Dataset rows describing interfaces

========

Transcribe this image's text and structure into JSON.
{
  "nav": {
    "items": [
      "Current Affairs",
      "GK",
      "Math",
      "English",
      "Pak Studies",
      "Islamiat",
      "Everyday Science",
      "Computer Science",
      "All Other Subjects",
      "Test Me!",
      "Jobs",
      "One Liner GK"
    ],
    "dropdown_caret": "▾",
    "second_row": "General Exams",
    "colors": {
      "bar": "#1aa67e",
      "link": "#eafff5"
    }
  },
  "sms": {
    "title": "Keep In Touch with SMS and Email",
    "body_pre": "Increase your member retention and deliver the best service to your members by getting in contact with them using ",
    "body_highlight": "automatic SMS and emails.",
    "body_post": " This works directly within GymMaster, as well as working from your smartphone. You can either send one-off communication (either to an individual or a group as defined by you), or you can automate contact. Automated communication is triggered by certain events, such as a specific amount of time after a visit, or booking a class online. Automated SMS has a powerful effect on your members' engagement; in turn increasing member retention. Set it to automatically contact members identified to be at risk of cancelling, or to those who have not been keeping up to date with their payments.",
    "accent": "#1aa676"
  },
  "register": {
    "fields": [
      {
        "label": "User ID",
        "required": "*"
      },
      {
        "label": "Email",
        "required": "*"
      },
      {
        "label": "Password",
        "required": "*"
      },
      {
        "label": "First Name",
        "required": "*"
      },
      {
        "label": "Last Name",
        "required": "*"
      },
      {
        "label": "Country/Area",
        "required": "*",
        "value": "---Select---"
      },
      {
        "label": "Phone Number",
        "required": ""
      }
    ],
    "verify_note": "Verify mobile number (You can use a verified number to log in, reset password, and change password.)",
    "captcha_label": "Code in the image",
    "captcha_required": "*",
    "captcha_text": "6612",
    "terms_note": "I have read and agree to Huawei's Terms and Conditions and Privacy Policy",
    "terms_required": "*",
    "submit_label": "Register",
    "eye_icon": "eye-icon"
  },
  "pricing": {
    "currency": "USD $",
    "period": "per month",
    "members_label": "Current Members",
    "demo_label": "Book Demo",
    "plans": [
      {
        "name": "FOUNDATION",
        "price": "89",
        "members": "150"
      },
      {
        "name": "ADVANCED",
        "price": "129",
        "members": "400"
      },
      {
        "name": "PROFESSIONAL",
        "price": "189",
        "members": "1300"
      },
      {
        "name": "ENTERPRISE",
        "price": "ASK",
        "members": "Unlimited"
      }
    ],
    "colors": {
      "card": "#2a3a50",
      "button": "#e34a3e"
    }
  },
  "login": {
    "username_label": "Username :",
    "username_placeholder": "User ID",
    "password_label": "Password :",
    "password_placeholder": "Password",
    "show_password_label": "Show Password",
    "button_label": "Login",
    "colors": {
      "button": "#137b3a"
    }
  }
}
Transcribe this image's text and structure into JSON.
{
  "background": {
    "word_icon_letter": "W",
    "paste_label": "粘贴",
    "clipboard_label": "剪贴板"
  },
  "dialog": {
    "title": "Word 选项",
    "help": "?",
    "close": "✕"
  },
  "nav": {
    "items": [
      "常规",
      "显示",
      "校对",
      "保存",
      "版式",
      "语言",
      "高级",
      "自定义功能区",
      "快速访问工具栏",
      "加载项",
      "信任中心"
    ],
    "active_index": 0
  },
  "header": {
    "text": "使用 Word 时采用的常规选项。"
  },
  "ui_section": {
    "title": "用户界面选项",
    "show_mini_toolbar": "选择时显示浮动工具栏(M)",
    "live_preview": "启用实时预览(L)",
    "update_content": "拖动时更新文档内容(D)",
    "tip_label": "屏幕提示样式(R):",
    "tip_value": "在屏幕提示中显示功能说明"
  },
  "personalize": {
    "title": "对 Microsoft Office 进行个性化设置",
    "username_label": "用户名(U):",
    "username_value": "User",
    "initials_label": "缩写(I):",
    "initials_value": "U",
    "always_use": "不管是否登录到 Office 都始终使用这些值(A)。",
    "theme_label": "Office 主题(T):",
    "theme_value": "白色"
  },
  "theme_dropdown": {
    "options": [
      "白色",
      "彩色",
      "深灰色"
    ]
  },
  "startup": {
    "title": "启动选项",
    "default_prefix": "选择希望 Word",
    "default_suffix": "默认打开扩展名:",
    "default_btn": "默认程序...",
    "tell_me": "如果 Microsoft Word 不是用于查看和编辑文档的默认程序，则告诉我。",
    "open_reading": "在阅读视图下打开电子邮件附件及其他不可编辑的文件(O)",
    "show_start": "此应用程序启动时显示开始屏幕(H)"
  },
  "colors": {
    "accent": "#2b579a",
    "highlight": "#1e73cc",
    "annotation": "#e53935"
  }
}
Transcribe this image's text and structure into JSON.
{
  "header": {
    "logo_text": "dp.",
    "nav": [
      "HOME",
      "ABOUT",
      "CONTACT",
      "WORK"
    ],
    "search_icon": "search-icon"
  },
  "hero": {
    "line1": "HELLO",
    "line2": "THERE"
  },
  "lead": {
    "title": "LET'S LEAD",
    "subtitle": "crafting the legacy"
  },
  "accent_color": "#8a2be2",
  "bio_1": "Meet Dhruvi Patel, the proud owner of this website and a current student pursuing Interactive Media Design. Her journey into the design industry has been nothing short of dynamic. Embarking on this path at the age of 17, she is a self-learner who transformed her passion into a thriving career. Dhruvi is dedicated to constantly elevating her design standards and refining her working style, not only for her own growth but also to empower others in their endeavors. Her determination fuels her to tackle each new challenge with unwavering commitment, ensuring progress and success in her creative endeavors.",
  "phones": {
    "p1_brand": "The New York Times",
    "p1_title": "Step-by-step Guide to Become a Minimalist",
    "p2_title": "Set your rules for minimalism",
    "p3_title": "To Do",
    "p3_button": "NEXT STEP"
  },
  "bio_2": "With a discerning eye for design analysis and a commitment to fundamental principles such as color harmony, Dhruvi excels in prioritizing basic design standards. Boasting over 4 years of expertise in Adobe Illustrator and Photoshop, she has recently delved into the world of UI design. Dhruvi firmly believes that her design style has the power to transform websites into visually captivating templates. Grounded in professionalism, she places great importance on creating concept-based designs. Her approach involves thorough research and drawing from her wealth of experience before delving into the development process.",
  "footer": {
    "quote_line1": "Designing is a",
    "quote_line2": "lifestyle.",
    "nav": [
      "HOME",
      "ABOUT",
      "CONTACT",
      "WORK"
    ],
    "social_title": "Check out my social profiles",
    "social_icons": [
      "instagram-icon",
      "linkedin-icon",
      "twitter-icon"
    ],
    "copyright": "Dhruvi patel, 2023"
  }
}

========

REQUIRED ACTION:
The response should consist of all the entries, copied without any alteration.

WRITTEN REPLY:
Transcribe this image's text and structure into JSON.
{
  "nav": {
    "items": [
      "Current Affairs",
      "GK",
      "Math",
      "English",
      "Pak Studies",
      "Islamiat",
      "Everyday Science",
      "Computer Science",
      "All Other Subjects",
      "Test Me!",
      "Jobs",
      "One Liner GK"
    ],
    "dropdown_caret": "▾",
    "second_row": "General Exams",
    "colors": {
      "bar": "#1aa67e",
      "link": "#eafff5"
    }
  },
  "sms": {
    "title": "Keep In Touch with SMS and Email",
    "body_pre": "Increase your member retention and deliver the best service to your members by getting in contact with them using ",
    "body_highlight": "automatic SMS and emails.",
    "body_post": " This works directly within GymMaster, as well as working from your smartphone. You can either send one-off communication (either to an individual or a group as defined by you), or you can automate contact. Automated communication is triggered by certain events, such as a specific amount of time after a visit, or booking a class online. Automated SMS has a powerful effect on your members' engagement; in turn increasing member retention. Set it to automatically contact members identified to be at risk of cancelling, or to those who have not been keeping up to date with their payments.",
    "accent": "#1aa676"
  },
  "register": {
    "fields": [
      {
        "label": "User ID",
        "required": "*"
      },
      {
        "label": "Email",
        "required": "*"
      },
      {
        "label": "Password",
        "required": "*"
      },
      {
        "label": "First Name",
        "required": "*"
      },
      {
        "label": "Last Name",
        "required": "*"
      },
      {
        "label": "Country/Area",
        "required": "*",
        "value": "---Select---"
      },
      {
        "label": "Phone Number",
        "required": ""
      }
    ],
    "verify_note": "Verify mobile number (You can use a verified number to log in, reset password, and change password.)",
    "captcha_label": "Code in the image",
    "captcha_required": "*",
    "captcha_text": "6612",
    "terms_note": "I have read and agree to Huawei's Terms and Conditions and Privacy Policy",
    "terms_required": "*",
    "submit_label": "Register",
    "eye_icon": "eye-icon"
  },
  "pricing": {
    "currency": "USD $",
    "period": "per month",
    "members_label": "Current Members",
    "demo_label": "Book Demo",
    "plans": [
      {
        "name": "FOUNDATION",
        "price": "89",
        "members": "150"
      },
      {
        "name": "ADVANCED",
        "price": "129",
        "members": "400"
      },
      {
        "name": "PROFESSIONAL",
        "price": "189",
        "members": "1300"
      },
      {
        "name": "ENTERPRISE",
        "price": "ASK",
        "members": "Unlimited"
      }
    ],
    "colors": {
      "card": "#2a3a50",
      "button": "#e34a3e"
    }
  },
  "login": {
    "username_label": "Username :",
    "username_placeholder": "User ID",
    "password_label": "Password :",
    "password_placeholder": "Password",
    "show_password_label": "Show Password",
    "button_label": "Login",
    "colors": {
      "button": "#137b3a"
    }
  }
}
Transcribe this image's text and structure into JSON.
{
  "background": {
    "word_icon_letter": "W",
    "paste_label": "粘贴",
    "clipboard_label": "剪贴板"
  },
  "dialog": {
    "title": "Word 选项",
    "help": "?",
    "close": "✕"
  },
  "nav": {
    "items": [
      "常规",
      "显示",
      "校对",
      "保存",
      "版式",
      "语言",
      "高级",
      "自定义功能区",
      "快速访问工具栏",
      "加载项",
      "信任中心"
    ],
    "active_index": 0
  },
  "header": {
    "text": "使用 Word 时采用的常规选项。"
  },
  "ui_section": {
    "title": "用户界面选项",
    "show_mini_toolbar": "选择时显示浮动工具栏(M)",
    "live_preview": "启用实时预览(L)",
    "update_content": "拖动时更新文档内容(D)",
    "tip_label": "屏幕提示样式(R):",
    "tip_value": "在屏幕提示中显示功能说明"
  },
  "personalize": {
    "title": "对 Microsoft Office 进行个性化设置",
    "username_label": "用户名(U):",
    "username_value": "User",
    "initials_label": "缩写(I):",
    "initials_value": "U",
    "always_use": "不管是否登录到 Office 都始终使用这些值(A)。",
    "theme_label": "Office 主题(T):",
    "theme_value": "白色"
  },
  "theme_dropdown": {
    "options": [
      "白色",
      "彩色",
      "深灰色"
    ]
  },
  "startup": {
    "title": "启动选项",
    "default_prefix": "选择希望 Word",
    "default_suffix": "默认打开扩展名:",
    "default_btn": "默认程序...",
    "tell_me": "如果 Microsoft Word 不是用于查看和编辑文档的默认程序，则告诉我。",
    "open_reading": "在阅读视图下打开电子邮件附件及其他不可编辑的文件(O)",
    "show_start": "此应用程序启动时显示开始屏幕(H)"
  },
  "colors": {
    "accent": "#2b579a",
    "highlight": "#1e73cc",
    "annotation": "#e53935"
  }
}
Transcribe this image's text and structure into JSON.
{
  "header": {
    "logo_text": "dp.",
    "nav": [
      "HOME",
      "ABOUT",
      "CONTACT",
      "WORK"
    ],
    "search_icon": "search-icon"
  },
  "hero": {
    "line1": "HELLO",
    "line2": "THERE"
  },
  "lead": {
    "title": "LET'S LEAD",
    "subtitle": "crafting the legacy"
  },
  "accent_color": "#8a2be2",
  "bio_1": "Meet Dhruvi Patel, the proud owner of this website and a current student pursuing Interactive Media Design. Her journey into the design industry has been nothing short of dynamic. Embarking on this path at the age of 17, she is a self-learner who transformed her passion into a thriving career. Dhruvi is dedicated to constantly elevating her design standards and refining her working style, not only for her own growth but also to empower others in their endeavors. Her determination fuels her to tackle each new challenge with unwavering commitment, ensuring progress and success in her creative endeavors.",
  "phones": {
    "p1_brand": "The New York Times",
    "p1_title": "Step-by-step Guide to Become a Minimalist",
    "p2_title": "Set your rules for minimalism",
    "p3_title": "To Do",
    "p3_button": "NEXT STEP"
  },
  "bio_2": "With a discerning eye for design analysis and a commitment to fundamental principles such as color harmony, Dhruvi excels in prioritizing basic design standards. Boasting over 4 years of expertise in Adobe Illustrator and Photoshop, she has recently delved into the world of UI design. Dhruvi firmly believes that her design style has the power to transform websites into visually captivating templates. Grounded in professionalism, she places great importance on creating concept-based designs. Her approach involves thorough research and drawing from her wealth of experience before delving into the development process.",
  "footer": {
    "quote_line1": "Designing is a",
    "quote_line2": "lifestyle.",
    "nav": [
      "HOME",
      "ABOUT",
      "CONTACT",
      "WORK"
    ],
    "social_title": "Check out my social profiles",
    "social_icons": [
      "instagram-icon",
      "linkedin-icon",
      "twitter-icon"
    ],
    "copyright": "Dhruvi patel, 2023"
  }
}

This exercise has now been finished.